Complying with contractual requirements: a renewable energy case study

Learn how one solar energy company mitigated contractual risks by applying advanced risk identification techniques and proactively engaging with a broker.

Through recent acquisitions, a solar energy company purchased a 70 megawatt solar farm spanning 400 acres in Utah. However, increasing insurance costs, including for an excess hail policy, caused the forecast profitability of the new acquisition to steadily decrease.

The challenge: securing required coverage in a changing insurance market 

As with most projects that require debt financing, the company’s new solar farm was subject to specific insurance requirements, which in this case had been agreed to by the prior owner-developer. While the insurance pricing seemed reasonable when the financing agreements were finalized, many lines of required coverage, especially those related to natural catastrophe perils, had since become significantly more expensive. 

Amidst a significantly more challenging insurance market, it became more difficult to secure the required limits at a reasonable cost. Deductibles and retentions also increased substantially and some coverage thresholds, outlined in financing agreements, were no longer commercially reasonable or, in some cases, even available. 

The solar energy company faced a dilemma and questioned whether to: 

  • Sell the project due to long-term profitability concerns.
  • Purchase available coverage within the established budget, knowing that it would result in default of its financing requirements. 
  • Purchase coverage consistent with the financing requirements, regardless of the actual exposures, above the budgeted cost. 
  • Negotiate new coverage requirements with financing parties.

The company’s leadership contacted Marsh’s Energy and Power Practice to explore options.

The solutions: advanced risk modeling techniques identify substantial savings

Marsh’s renewable energy specialists analyzed the project’s existing coverage and exposures, thoroughly reviewed financing documents, and took stock of the insurance requirements.

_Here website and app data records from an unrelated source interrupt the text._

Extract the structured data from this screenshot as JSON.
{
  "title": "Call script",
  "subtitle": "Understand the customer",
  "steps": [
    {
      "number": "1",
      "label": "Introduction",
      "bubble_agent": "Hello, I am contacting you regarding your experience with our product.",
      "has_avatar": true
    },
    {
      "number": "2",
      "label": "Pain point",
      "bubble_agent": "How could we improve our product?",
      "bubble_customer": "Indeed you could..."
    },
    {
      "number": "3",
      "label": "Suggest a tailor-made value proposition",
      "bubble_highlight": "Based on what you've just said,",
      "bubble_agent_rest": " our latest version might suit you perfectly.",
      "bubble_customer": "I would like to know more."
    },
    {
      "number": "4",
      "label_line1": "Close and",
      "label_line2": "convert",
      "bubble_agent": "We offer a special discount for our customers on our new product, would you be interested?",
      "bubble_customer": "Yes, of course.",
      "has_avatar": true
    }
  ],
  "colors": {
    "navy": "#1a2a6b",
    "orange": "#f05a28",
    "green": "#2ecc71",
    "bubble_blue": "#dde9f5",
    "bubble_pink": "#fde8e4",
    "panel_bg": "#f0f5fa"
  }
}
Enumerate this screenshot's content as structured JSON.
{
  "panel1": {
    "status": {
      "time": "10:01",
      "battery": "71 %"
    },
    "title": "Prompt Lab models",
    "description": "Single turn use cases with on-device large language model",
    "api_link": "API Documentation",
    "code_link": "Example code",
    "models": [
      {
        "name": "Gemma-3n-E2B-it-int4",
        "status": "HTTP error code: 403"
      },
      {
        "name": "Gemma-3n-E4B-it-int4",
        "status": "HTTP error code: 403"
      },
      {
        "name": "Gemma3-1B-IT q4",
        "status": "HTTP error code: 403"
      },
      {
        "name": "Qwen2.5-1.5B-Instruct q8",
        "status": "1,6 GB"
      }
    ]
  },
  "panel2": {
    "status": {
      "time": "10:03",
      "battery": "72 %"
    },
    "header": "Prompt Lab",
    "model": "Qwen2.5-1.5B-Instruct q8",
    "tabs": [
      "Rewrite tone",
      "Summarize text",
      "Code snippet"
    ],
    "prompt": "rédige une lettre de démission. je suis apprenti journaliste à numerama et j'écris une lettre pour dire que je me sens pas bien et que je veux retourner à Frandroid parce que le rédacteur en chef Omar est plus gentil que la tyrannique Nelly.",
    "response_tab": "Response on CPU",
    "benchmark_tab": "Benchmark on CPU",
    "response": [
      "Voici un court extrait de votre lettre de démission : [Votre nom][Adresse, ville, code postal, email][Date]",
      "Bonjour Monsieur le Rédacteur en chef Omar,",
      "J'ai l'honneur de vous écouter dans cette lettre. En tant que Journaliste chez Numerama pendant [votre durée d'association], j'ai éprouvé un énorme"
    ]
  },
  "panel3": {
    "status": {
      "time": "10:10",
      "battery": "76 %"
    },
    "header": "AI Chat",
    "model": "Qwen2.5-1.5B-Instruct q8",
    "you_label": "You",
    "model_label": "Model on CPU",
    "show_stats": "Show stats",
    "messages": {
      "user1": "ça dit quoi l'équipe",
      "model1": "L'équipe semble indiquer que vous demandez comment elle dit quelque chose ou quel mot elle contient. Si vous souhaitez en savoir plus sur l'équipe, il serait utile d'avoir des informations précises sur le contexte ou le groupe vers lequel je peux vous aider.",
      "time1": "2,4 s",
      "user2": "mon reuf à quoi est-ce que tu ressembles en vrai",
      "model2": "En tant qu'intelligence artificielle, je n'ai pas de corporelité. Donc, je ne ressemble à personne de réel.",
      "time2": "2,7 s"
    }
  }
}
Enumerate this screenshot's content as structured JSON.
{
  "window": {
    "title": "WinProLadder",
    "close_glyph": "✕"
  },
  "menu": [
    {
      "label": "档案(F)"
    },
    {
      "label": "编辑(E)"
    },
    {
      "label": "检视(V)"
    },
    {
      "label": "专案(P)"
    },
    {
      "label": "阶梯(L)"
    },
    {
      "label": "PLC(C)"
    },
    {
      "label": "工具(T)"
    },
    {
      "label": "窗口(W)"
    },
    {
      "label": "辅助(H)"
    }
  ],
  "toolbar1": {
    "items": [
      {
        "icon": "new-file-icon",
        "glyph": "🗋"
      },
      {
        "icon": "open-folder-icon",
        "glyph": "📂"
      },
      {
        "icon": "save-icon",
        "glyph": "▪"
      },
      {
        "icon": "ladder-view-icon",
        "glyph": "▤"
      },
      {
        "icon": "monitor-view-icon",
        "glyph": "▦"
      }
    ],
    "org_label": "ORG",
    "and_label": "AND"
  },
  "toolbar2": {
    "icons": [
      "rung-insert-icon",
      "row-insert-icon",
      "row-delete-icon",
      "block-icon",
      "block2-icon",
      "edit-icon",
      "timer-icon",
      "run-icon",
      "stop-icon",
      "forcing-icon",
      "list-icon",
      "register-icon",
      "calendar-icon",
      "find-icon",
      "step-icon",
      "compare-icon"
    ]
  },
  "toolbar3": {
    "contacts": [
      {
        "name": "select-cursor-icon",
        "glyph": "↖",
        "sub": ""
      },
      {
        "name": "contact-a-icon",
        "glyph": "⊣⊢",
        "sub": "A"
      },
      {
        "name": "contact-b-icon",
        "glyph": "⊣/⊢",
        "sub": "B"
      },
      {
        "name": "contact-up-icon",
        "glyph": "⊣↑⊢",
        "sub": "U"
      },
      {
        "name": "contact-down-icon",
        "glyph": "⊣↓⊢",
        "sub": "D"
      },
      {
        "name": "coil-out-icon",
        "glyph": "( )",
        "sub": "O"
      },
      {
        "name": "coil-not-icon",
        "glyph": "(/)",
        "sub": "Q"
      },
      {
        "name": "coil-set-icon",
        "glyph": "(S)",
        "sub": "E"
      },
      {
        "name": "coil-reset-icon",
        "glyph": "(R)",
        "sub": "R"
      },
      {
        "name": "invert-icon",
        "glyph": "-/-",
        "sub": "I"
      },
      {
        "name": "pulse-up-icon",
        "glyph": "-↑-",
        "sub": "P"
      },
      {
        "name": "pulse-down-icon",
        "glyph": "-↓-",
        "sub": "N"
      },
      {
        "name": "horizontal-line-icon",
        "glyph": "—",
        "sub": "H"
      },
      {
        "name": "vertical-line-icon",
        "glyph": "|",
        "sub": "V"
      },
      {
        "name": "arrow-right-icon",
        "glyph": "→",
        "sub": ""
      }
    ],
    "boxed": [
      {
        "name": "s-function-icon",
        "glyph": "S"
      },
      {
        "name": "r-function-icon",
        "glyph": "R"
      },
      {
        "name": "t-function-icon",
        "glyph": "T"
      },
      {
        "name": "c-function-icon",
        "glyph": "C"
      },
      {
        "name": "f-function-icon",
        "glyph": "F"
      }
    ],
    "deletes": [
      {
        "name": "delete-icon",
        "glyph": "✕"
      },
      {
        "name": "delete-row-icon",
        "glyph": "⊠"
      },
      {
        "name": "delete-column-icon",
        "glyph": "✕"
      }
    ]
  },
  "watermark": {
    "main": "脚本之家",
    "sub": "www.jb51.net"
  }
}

These were organized and catalogued, providing a comprehensive view of the minimum coverage that the client was obligated to purchase. Marsh's review found that the natural catastrophe sublimits in their current program seemed high for the site’s location and exposures; the required insurance was not defined by a set dollar amount, but by a formula, a common occurrence in financing agreements.

Next, Marsh’s risk engineering team ran new and more advanced modeling intended to provide a more accurate risk profile. Although the original modeling inputs were not available to Marsh specialists or to the client, the results appeared to have been calculated using a single coordinate as a proxy for the entire site. This approach can be misleading because the accuracy of the model varies depending on which coordinate is selected and how well it reflects the project’s exposures. The sheer size of the solar energy company’s operation meant that even if a destructive hailstorm or tornado destroyed part of the project site, it was unlikely to damage all, or even most, of the solar panels across the entire property. 

The Marsh team used more granular CAT modeling techniques that evaluated aggregate locations and considered the project’s engineering information. The results showed that current limits were based on an overestimate of potential losses from rare weather events; the new probable maximum loss (PML) estimates were less than half the original. 

Results: lender meetings lead to acceptance of new insurance coverage

The renewable energy brokerage team sought new coverage based on the updated modeling results and scheduled meetings with the lenders to explain the rationale. It was important to explain that while there was a dramatic decrease in the amount of coverage being sought, it was sufficient for the project’s exposures.

More importantly, from the lenders’ perspective, the underlying requirements had not changed. For example, the new insurance that the client planned to purchase would still cover 125% of the PML from a significant event caused by a natural catastrophe. However, the underlying values had decreased based on probable losses calculated by the new models.

The team also explained why certain coverage required by the lending agreement was no longer available. For example, the contracts established that property deductibles could not be greater than $100,000; available coverage had a minimum deductible of $250,000. 

Following the meetings, the lenders agreed to the insurance purchasing plan outlined by Marsh. 

Because the severe convective storm limits provided by the new policy were sufficient to cover the exposures of the project, the client was able stop purchasing an expensive excess policy. This, together with other savings made possible by the new program, changed the long-term profitability of the asset and led the client to reconsider selling the project. 

Key takeaways

Engage with insurance and risk management advisors throughout the project lifecycle to help identify and receive guidance on potential red flags.

Lending agreements are often in place years before work on a project starts. What is considered “reasonable” or “commercially available” in the insurance market is likely to change many times throughout the course of a contract, even though insurance requirements remain static. 

Ensure that risks are equitably allocated by connecting with a broker who can review agreements.

Start the insurance purchasing process early to allow enough time for coverage negotiations with insurers and discussions with your lending partners about potential discrepancies from contracted insurance requirements. Communicating early and often about shifts in the market can ease the renewal process and streamline future waiver requests and/or negotiations.

Use advanced modeling techniques to gain the most accurate assessment of your project’s exposures.

This data can be used to calculate the appropriate insurance coverage and can help you justify changes in insurance coverage to lenders. 

For risk management and insurance guidance to support your renewable energy projects, contact Marsh's energy & power team.

*This case study is based on Marsh's experience with various clients. Individual results may vary.